It is fitting that Germany should lead the way in prosecuting and trying alleged perpetrators of the horrific genocide against the Yazidis in Iraq. According to Just Security:
On April 24, 2020, six years after the Islamic State (IS) began persecuting and exterminating the Yazidi, the first ever trial addressing genocide against the religious minority will commence in Frankfurt am Main. In this case, as in the first case addressing state torture in Syria against two former Syrian intelligence officers whose trial started in Koblenz today, the complications of prosecuting mass crimes in third states collide with the long-awaited hope for accountability.

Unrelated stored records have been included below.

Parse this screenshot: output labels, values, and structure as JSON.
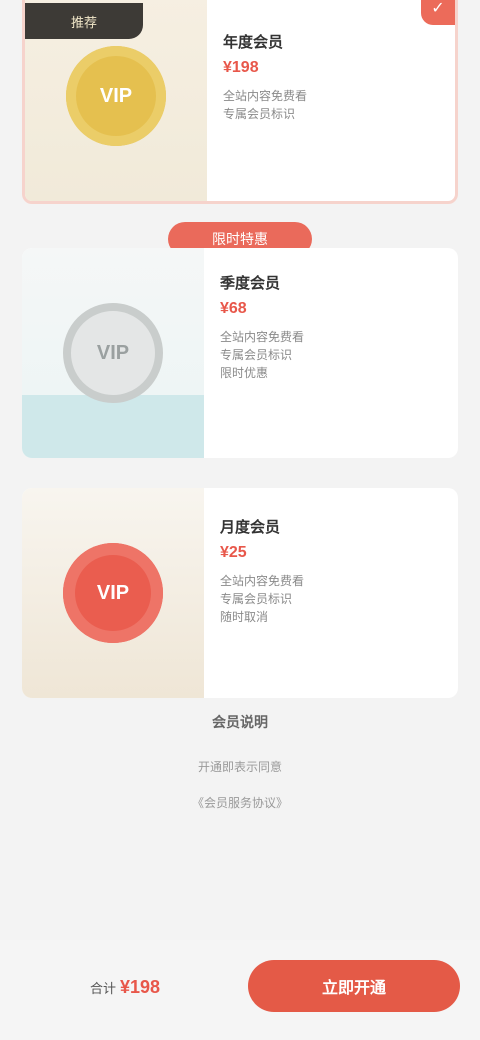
{
  "plans": [
    {
      "badge": "推荐",
      "medal_text": "VIP",
      "name": "年度会员",
      "price": "¥198",
      "desc": "全站内容免费看\n专属会员标识",
      "selected": true
    },
    {
      "tag": "",
      "medal_text": "VIP",
      "name": "季度会员",
      "price": "¥68",
      "desc": "全站内容免费看\n专属会员标识\n限时优惠"
    },
    {
      "tag": "",
      "medal_text": "VIP",
      "name": "月度会员",
      "price": "¥25",
      "desc": "全站内容免费看\n专属会员标识\n随时取消"
    }
  ],
  "promo_pill": "限时特惠",
  "footnotes": {
    "title": "会员说明",
    "line1": "开通即表示同意",
    "line2": "《会员服务协议》"
  },
  "bottom": {
    "total_label": "合计",
    "total_value": "¥198",
    "buy_label": "立即开通"
  },
  "colors": {
    "accent": "#e45a47",
    "gold": "#e5c04f",
    "teal": "#cfe8ea"
  }
}
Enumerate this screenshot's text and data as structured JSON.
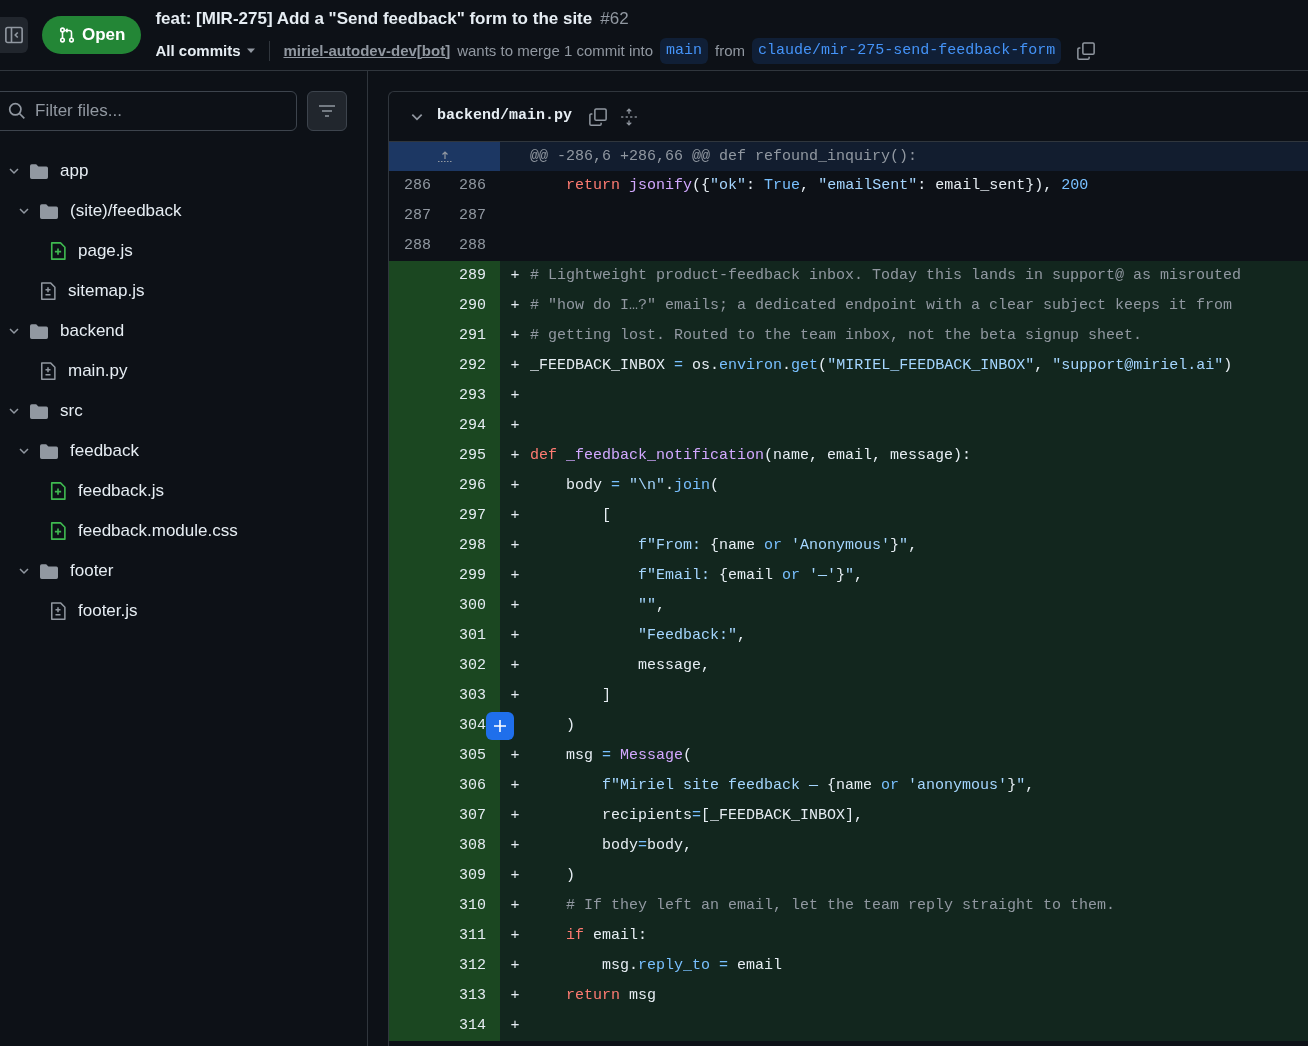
{
  "header": {
    "status": "Open",
    "title": "feat: [MIR-275] Add a \"Send feedback\" form to the site",
    "number": "#62",
    "commits_menu": "All commits",
    "author": "miriel-autodev-dev[bot]",
    "merge_text": "wants to merge 1 commit into",
    "base_branch": "main",
    "from_text": "from",
    "head_branch": "claude/mir-275-send-feedback-form"
  },
  "sidebar": {
    "filter": {
      "placeholder": "Filter files..."
    },
    "tree": [
      {
        "kind": "folder",
        "name": "app",
        "expanded": true,
        "children": [
          {
            "kind": "folder",
            "name": "(site)/feedback",
            "expanded": true,
            "children": [
              {
                "kind": "added",
                "name": "page.js"
              }
            ]
          },
          {
            "kind": "modified",
            "name": "sitemap.js"
          }
        ]
      },
      {
        "kind": "folder",
        "name": "backend",
        "expanded": true,
        "children": [
          {
            "kind": "modified",
            "name": "main.py"
          }
        ]
      },
      {
        "kind": "folder",
        "name": "src",
        "expanded": true,
        "children": [
          {
            "kind": "folder",
            "name": "feedback",
            "expanded": true,
            "children": [
              {
                "kind": "added",
                "name": "feedback.js"
              },
              {
                "kind": "added",
                "name": "feedback.module.css"
              }
            ]
          },
          {
            "kind": "folder",
            "name": "footer",
            "expanded": true,
            "children": [
              {
                "kind": "modified",
                "name": "footer.js"
              }
            ]
          }
        ]
      }
    ]
  },
  "diff": {
    "file": "backend/main.py",
    "expanded": true,
    "hunk": "@@ -286,6 +286,66 @@ def refound_inquiry():",
    "lines": [
      {
        "kind": "context",
        "old": "286",
        "new": "286",
        "hovered": false,
        "tokens": [
          {
            "text": "    return ",
            "kind": "keyword"
          },
          {
            "text": "jsonify",
            "kind": "function"
          },
          {
            "text": "({",
            "kind": "plain"
          },
          {
            "text": "\"ok\"",
            "kind": "string"
          },
          {
            "text": ": ",
            "kind": "plain"
          },
          {
            "text": "True",
            "kind": "constant"
          },
          {
            "text": ", ",
            "kind": "plain"
          },
          {
            "text": "\"emailSent\"",
            "kind": "string"
          },
          {
            "text": ": email_sent}), ",
            "kind": "plain"
          },
          {
            "text": "200",
            "kind": "constant"
          }
        ]
      },
      {
        "kind": "context",
        "old": "287",
        "new": "287",
        "hovered": false
      },
      {
        "kind": "context",
        "old": "288",
        "new": "288",
        "hovered": false
      },
      {
        "kind": "added",
        "new": "289",
        "sign": "+",
        "hovered": false,
        "tokens": [
          {
            "text": "# Lightweight product-feedback inbox. Today this lands in support@ as misrouted",
            "kind": "comment"
          }
        ]
      },
      {
        "kind": "added",
        "new": "290",
        "sign": "+",
        "hovered": false,
        "tokens": [
          {
            "text": "# \"how do I…?\" emails; a dedicated endpoint with a clear subject keeps it from",
            "kind": "comment"
          }
        ]
      },
      {
        "kind": "added",
        "new": "291",
        "sign": "+",
        "hovered": false,
        "tokens": [
          {
            "text": "# getting lost. Routed to the team inbox, not the beta signup sheet.",
            "kind": "comment"
          }
        ]
      },
      {
        "kind": "added",
        "new": "292",
        "sign": "+",
        "hovered": false,
        "tokens": [
          {
            "text": "_FEEDBACK_INBOX ",
            "kind": "plain"
          },
          {
            "text": "=",
            "kind": "constant"
          },
          {
            "text": " os.",
            "kind": "plain"
          },
          {
            "text": "environ",
            "kind": "constant"
          },
          {
            "text": ".",
            "kind": "plain"
          },
          {
            "text": "get",
            "kind": "constant"
          },
          {
            "text": "(",
            "kind": "plain"
          },
          {
            "text": "\"MIRIEL_FEEDBACK_INBOX\"",
            "kind": "string"
          },
          {
            "text": ", ",
            "kind": "plain"
          },
          {
            "text": "\"support@miriel.ai\"",
            "kind": "string"
          },
          {
            "text": ")",
            "kind": "plain"
          }
        ]
      },
      {
        "kind": "added",
        "new": "293",
        "sign": "+",
        "hovered": false
      },
      {
        "kind": "added",
        "new": "294",
        "sign": "+",
        "hovered": false
      },
      {
        "kind": "added",
        "new": "295",
        "sign": "+",
        "hovered": false,
        "tokens": [
          {
            "text": "def ",
            "kind": "keyword"
          },
          {
            "text": "_feedback_notification",
            "kind": "function"
          },
          {
            "text": "(name, email, message):",
            "kind": "plain"
          }
        ]
      },
      {
        "kind": "added",
        "new": "296",
        "sign": "+",
        "hovered": false,
        "tokens": [
          {
            "text": "    body ",
            "kind": "plain"
          },
          {
            "text": "= ",
            "kind": "constant"
          },
          {
            "text": "\"\\n\"",
            "kind": "string"
          },
          {
            "text": ".",
            "kind": "plain"
          },
          {
            "text": "join",
            "kind": "constant"
          },
          {
            "text": "(",
            "kind": "plain"
          }
        ]
      },
      {
        "kind": "added",
        "new": "297",
        "sign": "+",
        "hovered": false,
        "tokens": [
          {
            "text": "        [",
            "kind": "plain"
          }
        ]
      },
      {
        "kind": "added",
        "new": "298",
        "sign": "+",
        "hovered": false,
        "tokens": [
          {
            "text": "            f\"From: ",
            "kind": "string"
          },
          {
            "text": "{name ",
            "kind": "plain"
          },
          {
            "text": "or ",
            "kind": "constant"
          },
          {
            "text": "'Anonymous'",
            "kind": "string"
          },
          {
            "text": "}",
            "kind": "plain"
          },
          {
            "text": "\"",
            "kind": "string"
          },
          {
            "text": ",",
            "kind": "plain"
          }
        ]
      },
      {
        "kind": "added",
        "new": "299",
        "sign": "+",
        "hovered": false,
        "tokens": [
          {
            "text": "            f\"Email: ",
            "kind": "string"
          },
          {
            "text": "{email ",
            "kind": "plain"
          },
          {
            "text": "or ",
            "kind": "constant"
          },
          {
            "text": "'—'",
            "kind": "string"
          },
          {
            "text": "}",
            "kind": "plain"
          },
          {
            "text": "\"",
            "kind": "string"
          },
          {
            "text": ",",
            "kind": "plain"
          }
        ]
      },
      {
        "kind": "added",
        "new": "300",
        "sign": "+",
        "hovered": false,
        "tokens": [
          {
            "text": "            \"\"",
            "kind": "string"
          },
          {
            "text": ",",
            "kind": "plain"
          }
        ]
      },
      {
        "kind": "added",
        "new": "301",
        "sign": "+",
        "hovered": false,
        "tokens": [
          {
            "text": "            \"Feedback:\"",
            "kind": "string"
          },
          {
            "text": ",",
            "kind": "plain"
          }
        ]
      },
      {
        "kind": "added",
        "new": "302",
        "sign": "+",
        "hovered": false,
        "tokens": [
          {
            "text": "            message,",
            "kind": "plain"
          }
        ]
      },
      {
        "kind": "added",
        "new": "303",
        "sign": "+",
        "hovered": false,
        "tokens": [
          {
            "text": "        ]",
            "kind": "plain"
          }
        ]
      },
      {
        "kind": "added",
        "new": "304",
        "hovered": true,
        "tokens": [
          {
            "text": "    )",
            "kind": "plain"
          }
        ]
      },
      {
        "kind": "added",
        "new": "305",
        "sign": "+",
        "hovered": false,
        "tokens": [
          {
            "text": "    msg ",
            "kind": "plain"
          },
          {
            "text": "= ",
            "kind": "constant"
          },
          {
            "text": "Message",
            "kind": "function"
          },
          {
            "text": "(",
            "kind": "plain"
          }
        ]
      },
      {
        "kind": "added",
        "new": "306",
        "sign": "+",
        "hovered": false,
        "tokens": [
          {
            "text": "        f\"Miriel site feedback — ",
            "kind": "string"
          },
          {
            "text": "{name ",
            "kind": "plain"
          },
          {
            "text": "or ",
            "kind": "constant"
          },
          {
            "text": "'anonymous'",
            "kind": "string"
          },
          {
            "text": "}",
            "kind": "plain"
          },
          {
            "text": "\"",
            "kind": "string"
          },
          {
            "text": ",",
            "kind": "plain"
          }
        ]
      },
      {
        "kind": "added",
        "new": "307",
        "sign": "+",
        "hovered": false,
        "tokens": [
          {
            "text": "        recipients",
            "kind": "plain"
          },
          {
            "text": "=",
            "kind": "constant"
          },
          {
            "text": "[_FEEDBACK_INBOX],",
            "kind": "plain"
          }
        ]
      },
      {
        "kind": "added",
        "new": "308",
        "sign": "+",
        "hovered": false,
        "tokens": [
          {
            "text": "        body",
            "kind": "plain"
          },
          {
            "text": "=",
            "kind": "constant"
          },
          {
            "text": "body,",
            "kind": "plain"
          }
        ]
      },
      {
        "kind": "added",
        "new": "309",
        "sign": "+",
        "hovered": false,
        "tokens": [
          {
            "text": "    )",
            "kind": "plain"
          }
        ]
      },
      {
        "kind": "added",
        "new": "310",
        "sign": "+",
        "hovered": false,
        "tokens": [
          {
            "text": "    # If they left an email, let the team reply straight to them.",
            "kind": "comment"
          }
        ]
      },
      {
        "kind": "added",
        "new": "311",
        "sign": "+",
        "hovered": false,
        "tokens": [
          {
            "text": "    if",
            "kind": "keyword"
          },
          {
            "text": " email:",
            "kind": "plain"
          }
        ]
      },
      {
        "kind": "added",
        "new": "312",
        "sign": "+",
        "hovered": false,
        "tokens": [
          {
            "text": "        msg.",
            "kind": "plain"
          },
          {
            "text": "reply_to",
            "kind": "constant"
          },
          {
            "text": " = ",
            "kind": "constant"
          },
          {
            "text": "email",
            "kind": "plain"
          }
        ]
      },
      {
        "kind": "added",
        "new": "313",
        "sign": "+",
        "hovered": false,
        "tokens": [
          {
            "text": "    return",
            "kind": "keyword"
          },
          {
            "text": " msg",
            "kind": "plain"
          }
        ]
      },
      {
        "kind": "added",
        "new": "314",
        "sign": "+",
        "hovered": false
      }
    ]
  }
}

Iraqi national Taha Al J. is accused of having trafficked human beings for the purpose of labor exploitation and having cruelly killed a person as a member of IS. The suspect is charged under the Code of Crimes Against International Law (CCAIL) – the 2002 implementation of the Rome Statute into German criminal law – for acts of genocide, crimes against humanity, and war crimes.
The article gets into the grim details of the charges, but suffice it to say that they are deeply disturbing. The brutal campaign against the Yazidis has claimed thousands of lives, forced tens of thousands more from their ancient homeland, and has left an estimate 3,200 women and girls in sexual slavery. Even with Islamic State on the retreat, justice for the Yazidis and other victims remains elusive—hopefully not for long.

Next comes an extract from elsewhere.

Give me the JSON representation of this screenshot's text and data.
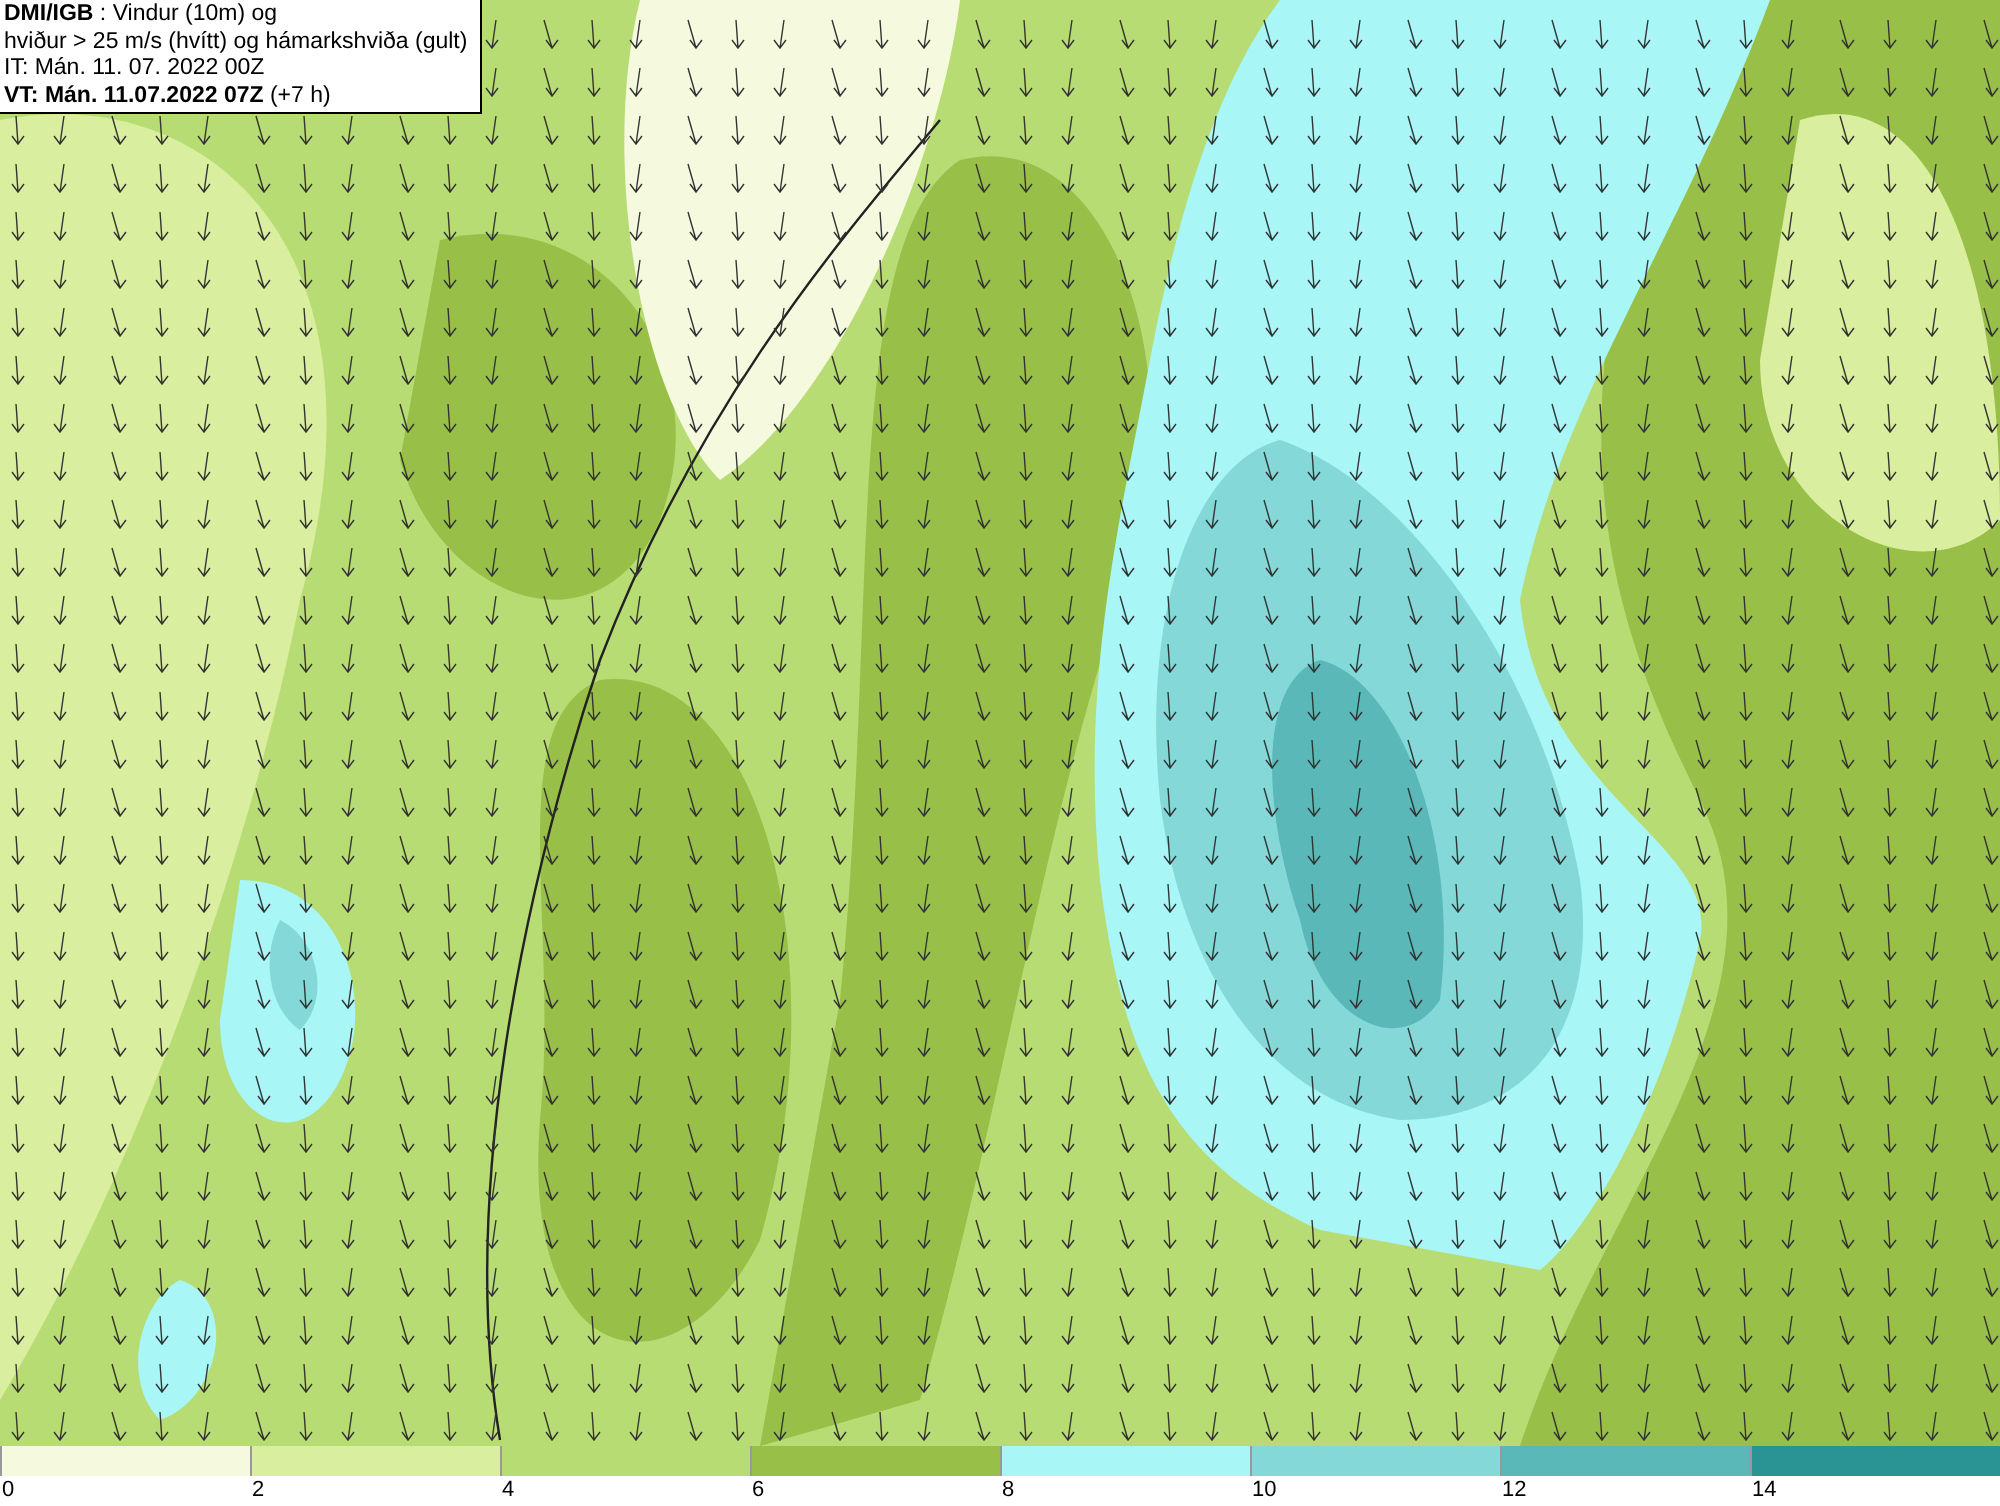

It is a testament to Germany’s commitment to international justice that it has implemented the principle of universal jurisdiction, in which a country or international organization (such as an international court), claims criminal jurisdiction over someone regardless of where the crime occured and whether the individual has any relationship. The idea is that some crimes are so serious, such as genocide or crimes against humanity, that they are inherently international in nature—they harm humanity as a whole and should not be tolerated.
As Just Security notes, the trial is remarkable for several reasons. Aside from being the first to address the crimes against the Yazidis, it is also the first trial to take place under universal jurisdiction, and to charge the crime of genocide under the CCAIL, which was enacted 18 years ago. Here’s hoping it isn’t the last.